People in New York who suffer traumatic brain injuries are most likely to have sustained the damage in a fall or car accident, as these are the most common causes of TBI. The Mayo Clinic notes that when the TBI occurs at the skull’s base, it may cause cranial nerve damage.
According to the Merck Manual, cranial nerves emerge through the base of the skull. The symptoms that cranial nerve trauma causes depend on which nerve becomes damaged.
Several of the cranial nerves affect the eyes. For example, the optic nerve transfers information from the eye to the brain. If this nerve is damaged, a person may partially or completely lose sight in one or both eyes. Three other cranial nerves control eye movement, and damage to these may lead to loss of peripheral vision, double vision and other vision problems.
The olfactory nerve provides sensory input to the brain for smell. A head trauma can cause changes to or a complete loss of the sense of smell.
The vestibulocochlear nerve – the 8th – sends the brain the sensory information for hearing as well as equilibrium. Hearing loss, vertigo and loss of balance can be caused by damage to this nerve.
Several of the cranial nerves, including the 5th, 7th, 9th, 10th and 12th, control the muscles of the forehead, cheeks, lips, jaw, tongue and throat. Paralysis in one or more areas of the face, difficulty chewing and problems swallowing or speaking may come from damage to these nerves.
Neck and shoulders
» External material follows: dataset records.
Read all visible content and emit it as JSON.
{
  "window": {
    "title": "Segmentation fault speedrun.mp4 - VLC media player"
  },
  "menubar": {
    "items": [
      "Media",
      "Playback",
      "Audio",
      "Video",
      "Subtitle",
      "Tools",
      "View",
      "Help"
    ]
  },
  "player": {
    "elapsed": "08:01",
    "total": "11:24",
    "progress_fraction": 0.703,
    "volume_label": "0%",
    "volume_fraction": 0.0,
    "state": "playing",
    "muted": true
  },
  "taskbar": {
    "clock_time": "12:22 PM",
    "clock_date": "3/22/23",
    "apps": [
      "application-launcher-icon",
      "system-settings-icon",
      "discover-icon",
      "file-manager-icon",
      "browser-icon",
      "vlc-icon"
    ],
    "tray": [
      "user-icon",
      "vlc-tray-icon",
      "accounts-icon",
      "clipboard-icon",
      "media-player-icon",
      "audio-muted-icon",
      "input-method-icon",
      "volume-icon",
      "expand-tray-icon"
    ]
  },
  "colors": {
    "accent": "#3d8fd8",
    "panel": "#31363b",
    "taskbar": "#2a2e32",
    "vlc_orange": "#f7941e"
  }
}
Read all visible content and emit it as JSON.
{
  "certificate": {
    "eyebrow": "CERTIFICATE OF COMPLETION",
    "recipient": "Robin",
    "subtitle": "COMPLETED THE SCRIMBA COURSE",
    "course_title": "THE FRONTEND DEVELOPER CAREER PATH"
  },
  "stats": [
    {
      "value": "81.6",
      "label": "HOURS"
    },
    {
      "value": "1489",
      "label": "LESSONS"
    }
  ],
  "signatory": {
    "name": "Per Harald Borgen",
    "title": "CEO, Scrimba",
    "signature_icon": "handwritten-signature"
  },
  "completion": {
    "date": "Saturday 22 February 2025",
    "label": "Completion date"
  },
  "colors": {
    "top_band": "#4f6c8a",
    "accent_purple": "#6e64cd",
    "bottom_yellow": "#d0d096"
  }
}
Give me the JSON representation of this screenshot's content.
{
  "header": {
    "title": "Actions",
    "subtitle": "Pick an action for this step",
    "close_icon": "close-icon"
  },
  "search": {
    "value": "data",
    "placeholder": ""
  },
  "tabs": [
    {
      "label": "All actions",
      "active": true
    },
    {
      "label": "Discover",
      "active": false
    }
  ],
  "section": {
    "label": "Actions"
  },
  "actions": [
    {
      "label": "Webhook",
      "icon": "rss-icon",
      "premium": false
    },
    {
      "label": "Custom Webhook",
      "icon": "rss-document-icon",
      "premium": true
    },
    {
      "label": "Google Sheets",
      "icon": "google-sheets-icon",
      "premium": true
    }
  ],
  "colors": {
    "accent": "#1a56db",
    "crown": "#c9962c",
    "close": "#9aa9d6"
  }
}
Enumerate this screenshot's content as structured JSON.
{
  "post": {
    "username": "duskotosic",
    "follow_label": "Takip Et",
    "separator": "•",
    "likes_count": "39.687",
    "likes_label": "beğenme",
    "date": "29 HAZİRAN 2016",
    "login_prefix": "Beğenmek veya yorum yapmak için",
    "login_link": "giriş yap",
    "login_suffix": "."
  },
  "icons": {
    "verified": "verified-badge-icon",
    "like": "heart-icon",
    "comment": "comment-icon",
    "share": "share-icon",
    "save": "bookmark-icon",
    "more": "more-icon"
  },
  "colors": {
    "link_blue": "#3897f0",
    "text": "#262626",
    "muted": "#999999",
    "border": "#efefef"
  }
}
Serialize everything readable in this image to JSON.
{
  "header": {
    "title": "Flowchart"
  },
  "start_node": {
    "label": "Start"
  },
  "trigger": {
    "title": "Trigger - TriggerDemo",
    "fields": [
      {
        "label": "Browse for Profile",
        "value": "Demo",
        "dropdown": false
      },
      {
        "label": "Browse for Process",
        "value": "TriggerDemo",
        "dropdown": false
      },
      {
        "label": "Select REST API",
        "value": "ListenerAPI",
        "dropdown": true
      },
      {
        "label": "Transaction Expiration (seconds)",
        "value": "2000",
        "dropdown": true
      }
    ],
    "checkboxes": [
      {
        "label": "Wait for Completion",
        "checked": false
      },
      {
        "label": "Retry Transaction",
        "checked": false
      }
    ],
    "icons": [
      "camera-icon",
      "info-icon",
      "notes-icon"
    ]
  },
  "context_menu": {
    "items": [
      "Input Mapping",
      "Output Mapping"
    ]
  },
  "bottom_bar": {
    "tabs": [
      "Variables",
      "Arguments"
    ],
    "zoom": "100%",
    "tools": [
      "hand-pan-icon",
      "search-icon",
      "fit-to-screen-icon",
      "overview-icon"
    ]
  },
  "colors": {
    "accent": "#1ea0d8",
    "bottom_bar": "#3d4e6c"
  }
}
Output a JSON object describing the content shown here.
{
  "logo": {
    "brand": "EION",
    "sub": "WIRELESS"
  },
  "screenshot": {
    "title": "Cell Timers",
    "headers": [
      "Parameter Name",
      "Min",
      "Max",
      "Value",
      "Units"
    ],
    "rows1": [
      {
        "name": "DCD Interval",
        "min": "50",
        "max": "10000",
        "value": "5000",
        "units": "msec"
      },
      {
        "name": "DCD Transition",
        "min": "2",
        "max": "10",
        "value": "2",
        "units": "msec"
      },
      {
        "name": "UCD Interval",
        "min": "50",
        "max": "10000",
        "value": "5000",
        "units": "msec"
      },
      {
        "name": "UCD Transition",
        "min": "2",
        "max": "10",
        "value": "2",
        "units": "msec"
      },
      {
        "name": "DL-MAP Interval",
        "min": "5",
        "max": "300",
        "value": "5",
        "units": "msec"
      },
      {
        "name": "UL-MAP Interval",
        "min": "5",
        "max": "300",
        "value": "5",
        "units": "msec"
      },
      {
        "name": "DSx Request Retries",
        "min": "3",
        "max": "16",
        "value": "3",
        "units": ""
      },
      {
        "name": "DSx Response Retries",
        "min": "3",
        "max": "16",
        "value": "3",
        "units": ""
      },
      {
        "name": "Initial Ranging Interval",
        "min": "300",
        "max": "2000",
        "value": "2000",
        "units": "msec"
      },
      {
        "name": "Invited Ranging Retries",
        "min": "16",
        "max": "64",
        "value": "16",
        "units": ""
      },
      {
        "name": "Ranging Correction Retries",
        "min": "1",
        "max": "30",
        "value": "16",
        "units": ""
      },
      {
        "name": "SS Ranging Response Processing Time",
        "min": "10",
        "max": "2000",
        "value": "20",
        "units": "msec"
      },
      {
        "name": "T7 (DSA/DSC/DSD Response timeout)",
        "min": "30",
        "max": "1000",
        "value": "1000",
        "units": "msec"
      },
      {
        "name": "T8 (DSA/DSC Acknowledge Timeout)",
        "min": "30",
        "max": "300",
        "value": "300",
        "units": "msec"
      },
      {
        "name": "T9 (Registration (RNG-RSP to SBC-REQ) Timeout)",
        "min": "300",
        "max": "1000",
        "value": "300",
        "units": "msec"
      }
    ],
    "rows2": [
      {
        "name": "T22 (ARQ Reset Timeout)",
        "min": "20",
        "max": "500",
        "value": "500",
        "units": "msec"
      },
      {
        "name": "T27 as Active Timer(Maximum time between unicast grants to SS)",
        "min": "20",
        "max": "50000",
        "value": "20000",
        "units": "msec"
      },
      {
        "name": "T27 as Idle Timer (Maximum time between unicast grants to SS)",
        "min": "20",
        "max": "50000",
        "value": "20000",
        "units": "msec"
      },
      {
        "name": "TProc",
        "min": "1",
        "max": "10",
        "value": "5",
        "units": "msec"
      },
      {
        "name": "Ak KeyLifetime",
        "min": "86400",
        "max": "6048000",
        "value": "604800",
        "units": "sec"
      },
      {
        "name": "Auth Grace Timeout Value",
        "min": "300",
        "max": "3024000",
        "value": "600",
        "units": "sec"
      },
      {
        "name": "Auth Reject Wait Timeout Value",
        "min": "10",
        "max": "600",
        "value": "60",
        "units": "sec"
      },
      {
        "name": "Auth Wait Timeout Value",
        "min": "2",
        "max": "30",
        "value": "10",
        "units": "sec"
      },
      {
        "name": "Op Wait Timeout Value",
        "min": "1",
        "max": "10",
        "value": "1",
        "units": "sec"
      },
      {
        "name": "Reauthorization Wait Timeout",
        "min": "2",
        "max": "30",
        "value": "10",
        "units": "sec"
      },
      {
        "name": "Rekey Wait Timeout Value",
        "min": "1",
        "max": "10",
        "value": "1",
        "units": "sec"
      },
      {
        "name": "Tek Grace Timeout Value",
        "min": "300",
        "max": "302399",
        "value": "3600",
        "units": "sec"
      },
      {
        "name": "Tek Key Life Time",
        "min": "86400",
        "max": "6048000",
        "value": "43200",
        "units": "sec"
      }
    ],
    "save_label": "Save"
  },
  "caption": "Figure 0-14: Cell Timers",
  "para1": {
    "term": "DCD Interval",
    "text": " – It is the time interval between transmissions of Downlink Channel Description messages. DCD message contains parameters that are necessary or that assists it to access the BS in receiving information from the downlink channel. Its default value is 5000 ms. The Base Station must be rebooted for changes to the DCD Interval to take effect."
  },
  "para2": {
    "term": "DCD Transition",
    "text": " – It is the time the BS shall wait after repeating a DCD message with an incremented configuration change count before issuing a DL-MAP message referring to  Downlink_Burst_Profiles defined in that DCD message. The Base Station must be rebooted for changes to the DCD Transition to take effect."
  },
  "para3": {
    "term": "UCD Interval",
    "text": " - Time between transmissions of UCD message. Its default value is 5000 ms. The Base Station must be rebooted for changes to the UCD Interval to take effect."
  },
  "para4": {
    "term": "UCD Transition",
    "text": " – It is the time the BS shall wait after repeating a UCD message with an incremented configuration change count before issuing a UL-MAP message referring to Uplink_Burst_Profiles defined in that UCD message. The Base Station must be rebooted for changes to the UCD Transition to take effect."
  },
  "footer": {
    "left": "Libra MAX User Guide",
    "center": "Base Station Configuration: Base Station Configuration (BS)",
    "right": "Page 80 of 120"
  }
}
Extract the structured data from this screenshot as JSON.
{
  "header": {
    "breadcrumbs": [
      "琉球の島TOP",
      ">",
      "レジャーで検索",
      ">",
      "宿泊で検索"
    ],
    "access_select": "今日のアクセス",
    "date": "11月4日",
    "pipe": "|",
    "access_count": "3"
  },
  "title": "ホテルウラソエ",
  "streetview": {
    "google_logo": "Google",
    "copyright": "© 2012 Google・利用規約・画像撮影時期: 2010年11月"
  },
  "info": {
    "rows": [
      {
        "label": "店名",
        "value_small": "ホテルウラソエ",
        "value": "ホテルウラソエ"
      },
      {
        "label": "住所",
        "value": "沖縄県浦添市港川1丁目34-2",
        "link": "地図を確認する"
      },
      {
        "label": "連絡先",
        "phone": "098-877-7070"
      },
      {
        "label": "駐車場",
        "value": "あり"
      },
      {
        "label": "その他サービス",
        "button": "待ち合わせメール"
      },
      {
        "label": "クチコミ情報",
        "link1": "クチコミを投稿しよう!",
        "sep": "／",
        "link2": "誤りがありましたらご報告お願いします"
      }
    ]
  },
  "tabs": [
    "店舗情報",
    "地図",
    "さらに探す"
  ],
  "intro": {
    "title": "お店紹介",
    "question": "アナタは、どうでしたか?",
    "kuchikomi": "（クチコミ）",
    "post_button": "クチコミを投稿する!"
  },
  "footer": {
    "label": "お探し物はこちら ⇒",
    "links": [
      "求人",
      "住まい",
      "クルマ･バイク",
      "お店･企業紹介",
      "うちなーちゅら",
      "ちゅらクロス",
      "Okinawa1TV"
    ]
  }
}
The 11th nerve is involved in turning the head and shrugging the shoulders. Damage could lead to paralysis of the muscles necessary to make these movements.